Ellis Island occupies a hallowed place in imaginations — some might say, the Plymouth Rock for Americans who didn’t land on Plymouth Rock. This is a vast oversimplification (it leaves out a lot of Americans who didn’t land in either place). But it fueled enough fat family-saga novels to cement certain imagery firmly in place: the large, close-knit families struggling together across the gangplank into a new world; the arbitrary name changes by brusque inspectors; the triumphant journey from dirt-poor tenement to American-style riches in the suburbs.
Vincent J. Cannato’s American Passage is a history of Ellis Island that is well worth reading if your ancestors passed through it, or even if they didn’t. It supplies a wealth of information about how the place began and, importantly, how it worked, starting with a detailed account of Ellis Island’s very different predecessor, Castle Garden.
Castle Garden was a state-run operation, originating in response to activism by immigrant-aid societies whose mission was to protect and aid immigrants — a mission that also propelled Castle Garden, at least in its early years. Ellis Island, by contrast, was a federal facility born in an age of increased resentment and apprehension at the surge of immigration at the end of the 19th century. Aiding and protecting took a back seat to quality control — the drive to ensure that only the fittest, strongest and most productive new arrivals made the cut.

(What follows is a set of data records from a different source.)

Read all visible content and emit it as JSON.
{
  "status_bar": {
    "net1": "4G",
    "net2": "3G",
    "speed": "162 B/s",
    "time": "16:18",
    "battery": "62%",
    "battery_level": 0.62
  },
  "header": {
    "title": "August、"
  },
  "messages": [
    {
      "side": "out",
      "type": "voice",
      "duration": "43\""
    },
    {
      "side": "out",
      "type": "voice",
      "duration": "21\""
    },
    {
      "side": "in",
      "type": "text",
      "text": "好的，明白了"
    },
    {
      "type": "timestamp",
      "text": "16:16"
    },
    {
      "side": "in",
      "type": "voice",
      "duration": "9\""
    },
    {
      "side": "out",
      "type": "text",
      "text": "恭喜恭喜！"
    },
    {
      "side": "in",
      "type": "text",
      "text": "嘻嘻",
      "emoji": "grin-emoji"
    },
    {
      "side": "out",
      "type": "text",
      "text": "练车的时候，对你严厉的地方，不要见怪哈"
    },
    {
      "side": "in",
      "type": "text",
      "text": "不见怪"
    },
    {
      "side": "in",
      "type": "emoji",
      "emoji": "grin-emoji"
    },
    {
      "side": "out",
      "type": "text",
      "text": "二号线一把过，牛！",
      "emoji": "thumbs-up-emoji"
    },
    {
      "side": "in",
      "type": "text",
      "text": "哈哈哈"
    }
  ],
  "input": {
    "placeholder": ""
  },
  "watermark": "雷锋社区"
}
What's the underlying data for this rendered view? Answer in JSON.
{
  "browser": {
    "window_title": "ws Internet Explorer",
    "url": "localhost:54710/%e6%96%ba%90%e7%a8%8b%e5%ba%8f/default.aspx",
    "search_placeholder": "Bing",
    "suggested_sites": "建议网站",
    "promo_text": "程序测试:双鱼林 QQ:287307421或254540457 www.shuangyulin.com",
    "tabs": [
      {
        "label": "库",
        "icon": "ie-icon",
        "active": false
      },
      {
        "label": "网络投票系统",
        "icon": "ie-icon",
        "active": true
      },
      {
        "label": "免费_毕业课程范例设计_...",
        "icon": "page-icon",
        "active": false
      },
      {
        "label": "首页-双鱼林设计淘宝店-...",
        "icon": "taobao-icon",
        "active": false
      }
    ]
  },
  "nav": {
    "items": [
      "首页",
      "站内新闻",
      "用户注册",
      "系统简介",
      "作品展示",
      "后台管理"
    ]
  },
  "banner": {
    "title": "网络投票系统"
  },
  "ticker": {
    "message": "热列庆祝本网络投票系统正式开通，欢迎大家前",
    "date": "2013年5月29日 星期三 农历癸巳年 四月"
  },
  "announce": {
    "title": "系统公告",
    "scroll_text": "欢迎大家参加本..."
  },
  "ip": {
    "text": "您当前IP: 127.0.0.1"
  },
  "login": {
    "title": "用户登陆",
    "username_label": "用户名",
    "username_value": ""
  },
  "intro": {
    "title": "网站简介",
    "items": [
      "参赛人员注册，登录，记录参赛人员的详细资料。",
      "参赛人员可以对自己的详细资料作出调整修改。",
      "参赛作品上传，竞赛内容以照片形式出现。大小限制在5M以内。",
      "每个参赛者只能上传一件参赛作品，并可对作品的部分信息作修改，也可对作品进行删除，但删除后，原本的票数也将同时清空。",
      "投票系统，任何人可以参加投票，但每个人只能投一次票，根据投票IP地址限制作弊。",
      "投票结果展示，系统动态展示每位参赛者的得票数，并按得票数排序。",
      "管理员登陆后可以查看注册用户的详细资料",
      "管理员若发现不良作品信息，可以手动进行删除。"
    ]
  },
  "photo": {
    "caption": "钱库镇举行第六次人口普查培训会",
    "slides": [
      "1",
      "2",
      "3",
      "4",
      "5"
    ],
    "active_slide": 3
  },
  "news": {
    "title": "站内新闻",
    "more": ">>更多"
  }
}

Cannato writes supple, succinct prose, with an excellent eye for compelling historical examples — such as families separated, often forever, when one member was deemed too “feeble-minded” or physically infirm to be admitted. He illustrates with infuriating examples the lengths to which inspectors went to ensure that the immigrants’ characters were sufficiently elevated, a quest which predictably led to crass harassment: “Did he sleep with you on the boat?” asked one inspector who made “moral turpitude” his personal mission.
American Passage also dispels some cherished misconceptions about Ellis Island. Despite what hundreds of family stories say, Ellis Island inspectors did not change names to make them more “American-sounding”: “Name changes largely occurred either on the other side of the Atlantic, when steamship officials recorded names in their manifests, or after Ellis Island, when immigrants filled out naturalization papers or other official documents,” Cannato writes.
The narrative is full of similarly illuminating details, and ends with a meditation on Ellis Island’s slide into decay and neglect, followed by its return as a point of pilgrimage, a highly charged symbol of American aspirations. It’s a nice wrap-up to an excellent overview of the years in which the United States, and its immigration policy, reached a troubled maturity.